Y fronts Underwear

Trousers Pants

Knickers Panties (women only), underwear

Cinema Movie theater

Throat lozenge Cough drop

Sticking plaster, elastoplast Band-aid

Cotton buds Q-tip, cotton swab

Cab rank Taxi stand

Supermarket trolley Cart, Buggy (Southern U.S.)

Pavement Sidewalk

Kerb Curb

Tap Faucet

Bath Tub

Jelly Jello

Jam Jelly (or Jam)

Take away To go

Crisps Potato chips

Chips Fries

Serviette Napkin

Roundabout Traffic circle ('rotary' in portions of New England)

Aubergine Eggplant

Tyre Tire (same pronunciation)

City centre Downtown


The Underground, The Subway, Light Rail,
Light Rail, Tube, Metro The L, BART (varies by city)
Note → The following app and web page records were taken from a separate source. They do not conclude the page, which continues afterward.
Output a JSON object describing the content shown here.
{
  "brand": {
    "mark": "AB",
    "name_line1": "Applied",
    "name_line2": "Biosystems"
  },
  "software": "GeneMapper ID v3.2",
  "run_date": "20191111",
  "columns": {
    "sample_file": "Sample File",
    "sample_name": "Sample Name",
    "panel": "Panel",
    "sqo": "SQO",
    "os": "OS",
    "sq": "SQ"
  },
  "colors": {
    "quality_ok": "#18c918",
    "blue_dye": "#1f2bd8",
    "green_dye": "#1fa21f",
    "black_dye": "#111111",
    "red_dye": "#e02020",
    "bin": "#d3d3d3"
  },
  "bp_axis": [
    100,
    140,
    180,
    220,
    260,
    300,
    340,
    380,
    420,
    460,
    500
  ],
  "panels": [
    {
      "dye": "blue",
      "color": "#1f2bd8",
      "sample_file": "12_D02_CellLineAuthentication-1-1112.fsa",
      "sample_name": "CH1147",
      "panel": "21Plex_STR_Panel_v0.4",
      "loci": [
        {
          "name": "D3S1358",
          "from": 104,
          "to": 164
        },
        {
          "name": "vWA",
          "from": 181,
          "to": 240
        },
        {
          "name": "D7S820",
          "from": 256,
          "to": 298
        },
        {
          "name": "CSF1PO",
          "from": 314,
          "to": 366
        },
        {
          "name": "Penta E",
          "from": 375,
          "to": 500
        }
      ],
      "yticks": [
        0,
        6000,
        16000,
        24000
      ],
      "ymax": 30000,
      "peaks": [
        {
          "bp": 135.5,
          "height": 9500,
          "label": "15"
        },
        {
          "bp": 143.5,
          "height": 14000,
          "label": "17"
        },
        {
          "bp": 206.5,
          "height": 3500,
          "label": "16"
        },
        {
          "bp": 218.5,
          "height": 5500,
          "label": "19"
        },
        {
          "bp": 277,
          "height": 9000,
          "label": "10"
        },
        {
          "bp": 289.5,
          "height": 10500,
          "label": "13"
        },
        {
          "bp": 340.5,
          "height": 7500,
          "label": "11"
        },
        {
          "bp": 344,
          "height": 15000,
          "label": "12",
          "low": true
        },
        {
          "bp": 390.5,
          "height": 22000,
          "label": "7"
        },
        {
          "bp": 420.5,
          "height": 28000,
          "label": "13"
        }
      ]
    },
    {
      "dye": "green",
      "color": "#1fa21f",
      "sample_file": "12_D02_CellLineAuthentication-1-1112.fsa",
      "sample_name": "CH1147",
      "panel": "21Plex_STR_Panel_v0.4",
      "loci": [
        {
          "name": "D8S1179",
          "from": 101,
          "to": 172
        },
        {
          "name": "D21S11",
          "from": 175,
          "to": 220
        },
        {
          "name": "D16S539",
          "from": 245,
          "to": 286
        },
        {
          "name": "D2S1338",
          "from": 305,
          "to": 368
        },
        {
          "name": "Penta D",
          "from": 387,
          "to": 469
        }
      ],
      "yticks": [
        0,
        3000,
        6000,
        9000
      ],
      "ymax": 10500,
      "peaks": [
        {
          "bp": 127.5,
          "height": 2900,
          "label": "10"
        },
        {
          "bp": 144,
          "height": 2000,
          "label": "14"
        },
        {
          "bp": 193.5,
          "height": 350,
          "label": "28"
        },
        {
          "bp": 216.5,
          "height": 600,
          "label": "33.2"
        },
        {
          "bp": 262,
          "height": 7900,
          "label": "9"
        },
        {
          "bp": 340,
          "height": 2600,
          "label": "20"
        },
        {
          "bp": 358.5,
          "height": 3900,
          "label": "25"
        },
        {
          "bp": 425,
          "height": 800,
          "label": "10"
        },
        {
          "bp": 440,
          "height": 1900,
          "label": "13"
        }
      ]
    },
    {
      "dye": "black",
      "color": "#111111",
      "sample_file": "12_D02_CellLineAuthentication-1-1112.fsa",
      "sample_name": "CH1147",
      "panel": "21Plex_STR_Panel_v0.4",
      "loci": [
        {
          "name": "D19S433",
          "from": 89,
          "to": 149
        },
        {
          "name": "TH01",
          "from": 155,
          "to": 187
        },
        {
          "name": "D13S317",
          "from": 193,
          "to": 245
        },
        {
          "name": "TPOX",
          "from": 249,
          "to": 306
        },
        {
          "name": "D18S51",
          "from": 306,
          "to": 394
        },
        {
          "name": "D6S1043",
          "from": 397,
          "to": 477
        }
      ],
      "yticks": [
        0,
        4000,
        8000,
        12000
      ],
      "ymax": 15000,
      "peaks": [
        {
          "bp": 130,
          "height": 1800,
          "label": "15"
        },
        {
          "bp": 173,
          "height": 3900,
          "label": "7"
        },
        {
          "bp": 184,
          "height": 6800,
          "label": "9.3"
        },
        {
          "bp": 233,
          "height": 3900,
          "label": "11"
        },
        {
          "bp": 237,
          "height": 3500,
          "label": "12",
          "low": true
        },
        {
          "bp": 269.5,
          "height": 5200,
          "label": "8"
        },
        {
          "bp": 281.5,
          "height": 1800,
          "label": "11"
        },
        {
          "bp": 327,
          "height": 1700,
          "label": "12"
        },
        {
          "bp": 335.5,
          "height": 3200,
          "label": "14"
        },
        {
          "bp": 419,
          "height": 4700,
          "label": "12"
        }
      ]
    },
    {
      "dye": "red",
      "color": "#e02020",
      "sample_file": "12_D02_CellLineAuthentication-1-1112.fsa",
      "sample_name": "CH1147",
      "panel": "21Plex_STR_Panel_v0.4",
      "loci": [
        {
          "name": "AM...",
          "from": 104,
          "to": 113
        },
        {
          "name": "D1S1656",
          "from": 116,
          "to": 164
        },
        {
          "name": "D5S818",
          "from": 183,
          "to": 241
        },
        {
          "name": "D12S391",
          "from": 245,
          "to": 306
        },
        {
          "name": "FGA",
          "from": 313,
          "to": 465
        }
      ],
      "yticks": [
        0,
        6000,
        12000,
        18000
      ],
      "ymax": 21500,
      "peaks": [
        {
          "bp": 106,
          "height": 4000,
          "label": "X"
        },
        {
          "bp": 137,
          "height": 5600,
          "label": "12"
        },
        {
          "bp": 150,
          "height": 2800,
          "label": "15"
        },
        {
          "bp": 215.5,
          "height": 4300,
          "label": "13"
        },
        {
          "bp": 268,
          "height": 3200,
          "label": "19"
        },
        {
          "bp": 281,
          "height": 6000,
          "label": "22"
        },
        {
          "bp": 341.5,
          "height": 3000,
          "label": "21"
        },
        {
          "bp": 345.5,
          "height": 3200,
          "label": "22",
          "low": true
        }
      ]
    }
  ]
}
"By Rail"/"Rail Station" "By Train"/"Train Station"

Mineral water Bottled water


(still) (almost all are 'still')

Mineral water (bubbly) Club soda, seltzer, sparkling water, Pellegrino

Reception Front desk

How dates are expressed in the U.S.


The format in America for dates follow a very different pattern than other parts of the world:
November 7th, 2012 would be recorded as 11-7-12 (month, day, year) rather than 7-11-12 (day,
month, year.) The other way around to American ears make them think you are quoting a summer
rather than autumn date (they will think of July), so be careful!

Europeans in general should take care to know that the 24-hour clock is very rarely used in the US,
and usually only by medical experts, the military, and the post office. Also, clocks usually don't
indicate a.m. or p.m, as it is simply a matter of looking around (many rail stations are outdoors.) Rail
(train) and bus timetables do not use the 24-hour clock either, but rather list the times of the trains
in the order they leave, with the assumption that the ones at the beginning of the list are a.m., and
ones at the end of the list are p.m.